Bruce Hornsby & the Noisemakers - Levitate
If you haven't decided whether you like Bruce Hornsby or not‚ this isn't the album that's going to push you over the edge either way. However‚ for the long-time casual aficionado‚ Levitate might be the album that made you wish you had been paying closer attention. Bruce has always had his own compositional voice‚ but it has always likewise mirrored the popular sound of whatever era it was written. Perhaps that's why these songs seem to stand alone so much easier than ever before. In our new realm of sub-cultured musical diversity‚ Hornsby takes cues from a vast array of modern melodic artists. "Invisible" is one of the simplest‚ and best tracks he's ever cut -- complete with a drum-machine and an undeniably catchy pop-chorus that I'm surprised MGMT hasn't tried to hijack yet. The old‚ slow ballads are still here too‚ most notably "Continents Drift." This is easily the track that Garcia would have guested on if still kicking‚ yet perhaps even more poignant is the divine solo laid down by Hornsby's nephew‚ R.S.‚ an ex-Burlingtonian who passed away in a car accident last year.
The only let-down of the album is that the Eric Clapton solo on "Space is the Place" is literally two and a half bars - kind of like having Da Vinci paint the trim in your bathroom. Not that you don't want him to do it‚ but…
David "Fuze" Fiuczynski - KiF Express
Technical mastery of the electric guitar has gotten a bad wrap lately‚ what with Joe Satriani writing such simplistic melodies that Coldplay could steal them‚ no matter if they did or not. But Dave Fiuczynski in the mean time‚ is braving new worlds. With the opener‚ "Shiraz‚" your first instinct is that you haven't heard something this intelligent and heavy since A Go Go with Scofield and MMW. Your second instinct is that KiF Express is not the falsely resented jazz-fusion that no sorority girl would ever go near; it's actually a modern world-fusion that would make that girl's head friggin' explode.

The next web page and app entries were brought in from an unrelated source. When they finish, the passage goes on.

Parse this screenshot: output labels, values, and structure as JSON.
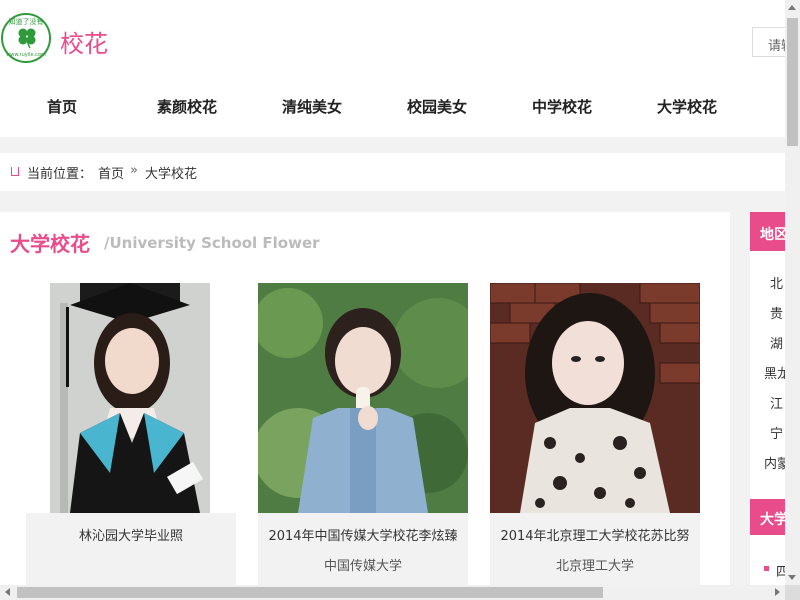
{
  "site": {
    "logo_text": "知道了没有",
    "logo_url": "www.ruyile.com",
    "title": "校花",
    "search_placeholder": "请输入"
  },
  "nav": [
    "首页",
    "素颜校花",
    "清纯美女",
    "校园美女",
    "中学校花",
    "大学校花"
  ],
  "breadcrumb": {
    "label": "当前位置：",
    "home": "首页",
    "separator": "»",
    "current": "大学校花"
  },
  "section": {
    "title": "大学校花",
    "subtitle": "/University School Flower"
  },
  "cards": [
    {
      "name": "林沁园大学毕业照",
      "school": ""
    },
    {
      "name": "2014年中国传媒大学校花李炫臻",
      "school": "中国传媒大学"
    },
    {
      "name": "2014年北京理工大学校花苏比努",
      "school": "北京理工大学"
    }
  ],
  "sidebar": {
    "region_title": "地区",
    "regions": [
      "北",
      "贵",
      "湖",
      "黑龙",
      "江",
      "宁",
      "内蒙"
    ],
    "second_title": "大学",
    "second_item": "四"
  },
  "colors": {
    "accent": "#e84c8b",
    "logo_green": "#2f9a3a"
  }
}
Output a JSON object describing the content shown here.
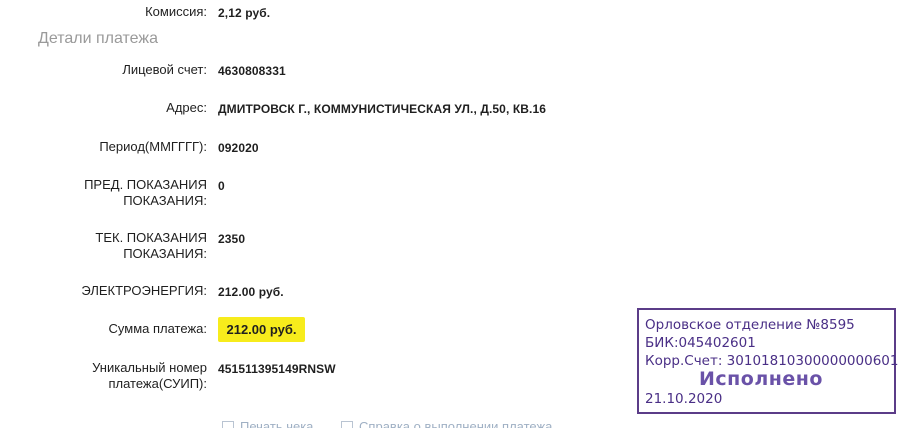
{
  "commission": {
    "label": "Комиссия:",
    "value": "2,12 руб."
  },
  "section_title": "Детали платежа",
  "details": {
    "account": {
      "label": "Лицевой счет:",
      "value": "4630808331"
    },
    "address": {
      "label": "Адрес:",
      "value": "ДМИТРОВСК Г., КОММУНИСТИЧЕСКАЯ УЛ., Д.50, КВ.16"
    },
    "period": {
      "label": "Период(ММГГГГ):",
      "value": "092020"
    },
    "prev_reading": {
      "label_line1": "ПРЕД. ПОКАЗАНИЯ",
      "label_line2": "ПОКАЗАНИЯ:",
      "value": "0"
    },
    "curr_reading": {
      "label_line1": "ТЕК. ПОКАЗАНИЯ",
      "label_line2": "ПОКАЗАНИЯ:",
      "value": "2350"
    },
    "electricity": {
      "label": "ЭЛЕКТРОЭНЕРГИЯ:",
      "value": "212.00 руб."
    },
    "payment_sum": {
      "label": "Сумма платежа:",
      "value": "212.00 руб."
    },
    "uin": {
      "label_line1": "Уникальный номер",
      "label_line2": "платежа(СУИП):",
      "value": "451511395149RNSW"
    }
  },
  "stamp": {
    "branch": "Орловское отделение №8595",
    "bik": "БИК:045402601",
    "corr": "Корр.Счет: 30101810300000000601",
    "status": "Исполнено",
    "date": "21.10.2020",
    "color": "#5b3c88"
  },
  "links": {
    "print_receipt": "Печать чека",
    "certificate": "Справка о выполнении платежа"
  },
  "colors": {
    "highlight": "#f7ec1c",
    "section_title": "#9a9a9a"
  }
}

Stepping from swing to metal to Indian-music‚ KiF Express embraces the cross-genre meltdown much like Fiuczynski's old band did‚ Screaming Headless Torsos. The obvious difference being the now lack of vocals‚ but the similarity being the natural duality of the music. The same song can have en-dreaded hippies doing the chicken strut while the local jazz-major is ready to abandon his guitar in talentless shame. True‚ the honest time for this music's popularity would have been twelve years ago‚ but very few could come close to touching what this trio manifests.
Tortoise - Beacons of Ancestorship
Speaking of 1998‚ remember how when any party would reach 4 AM.‚ it seemed an unwritten law that somebody would throw on Tortoise's TNT? Revolutionary fore-fathers of organically produced‚ brainy‚ electronica‚ the nameless genre that Tortoise helped brand has taken on many forms and branched countless directions since TNT. With the latest album title more than an obvious nod to their role in the turn of the millennium's musical history‚ Beacons is the band's take on the sound that developed from other bands' take on their own initial creation. The newest is far heavier‚ and no longer the late-night fade out music it used to be. Regardless‚ it's still quite accessible to non-critical ears‚ and a natural redevelopment of post-rave repetition. A good reminder of how little work inferior‚ present-day bands put into their music. I'm looking at you‚ Ratatat.
Yim Yames - Tribute To
Yim Yames - Tribute ToSo‚ do you like the super vocal-reverb that Jim James uses in My Morning Jacket? And‚ do you like George Harrison songs? If you answered no to either of these questions‚ than this album will sound undoubtedly pretentious to you‚ and you will hate it. If‚ however‚ you really dig both those things‚ than you don't need to work hard to imagine exactly what this album sounds like. I'm never going to play this instead of All Things Must Pass‚ but I'd love to hear a couple of these songs during a James solo set.